Syrian warplanes struck against rebels in Idlib province and Aleppo today as fighting raged across the latter.
Rebels and the government blamed each other for the tremendous destruction in Aleppo's medieval heart, including damage to the 12th-century Umayyad mosque.
Islamists say they had driven out government forces using the mosque as a base.
Online videos showed fighters holding partially burned Korans and empty bottles that they said showed troops had been drinking alcohol in the mosque.
The army's version was the opposite, that they had taken the mosque from rebels.
President Bashar al-Assad has ordered the building be repeared immediately, despite fighting in the city centre.
Unesco says five of Syria's six world heritage sites have now been damaged in the civil war.
Aleppo's tourism chief Rami Martini blamed rebels for "targeting the city's monuments and archaeological treasures."
He said centuries-old handwritten Korans had been stolen, as had a box purported to hold a hair of the prophet Mohammed.
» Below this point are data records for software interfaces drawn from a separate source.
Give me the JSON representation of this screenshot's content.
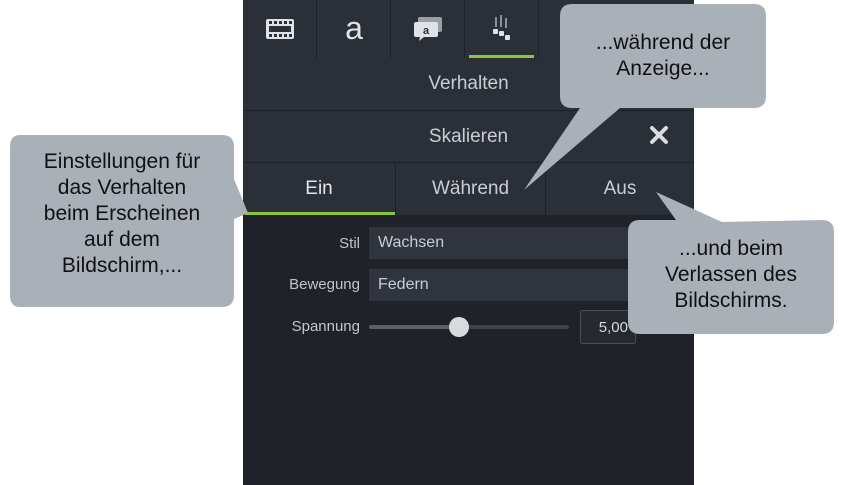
{
  "behavior_row": {
    "label": "Verhalten"
  },
  "effect_row": {
    "label": "Skalieren"
  },
  "phase_tabs": [
    {
      "label": "Ein"
    },
    {
      "label": "Während"
    },
    {
      "label": "Aus"
    }
  ],
  "properties": {
    "style": {
      "label": "Stil",
      "value": "Wachsen"
    },
    "motion": {
      "label": "Bewegung",
      "value": "Federn"
    },
    "tension": {
      "label": "Spannung",
      "value": "5,00",
      "fraction": 0.45
    }
  },
  "callouts": {
    "left": {
      "lines": [
        "Einstellungen für",
        "das Verhalten",
        "beim Erscheinen",
        "auf dem",
        "Bildschirm,..."
      ]
    },
    "top": {
      "lines": [
        "...während der",
        "Anzeige..."
      ]
    },
    "right": {
      "lines": [
        "...und beim",
        "Verlassen des",
        "Bildschirms."
      ]
    }
  },
  "colors": {
    "accent": "#8cc63f",
    "panel_background": "#1f2329",
    "callout_fill": "#aab0b8"
  },
  "icons": {
    "tab_1": "film-strip-icon",
    "tab_2": "annotation-letter-a-icon",
    "tab_3": "callout-bubble-icon",
    "tab_4": "behaviors-icon",
    "close": "close-x-icon"
  }
}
Elsewhere, air strikes hit the city of Maaret al-Numan, taken by rebels on October 10.
And shelling in Kfarnebel reportedly killed two children.
Human Rights Watch accused Syrian authorities of using cluster bombs on Sunday, which Damascus denies.
Increasingly heavy weapons are being used by both sides, with the United States admitting today that weapons being funnelled into the country were reaching Islamists.
French authorities said today that European Islamists fighting the Assad government could return to launch terrorist attacks across the Europe.
And the US said on Monday that Lebanese resistance group Hezbollah was fighting for President Assad - which it denies - while reports suggested Iraqi Shi'ites were also travelling to Syria to fight for the government.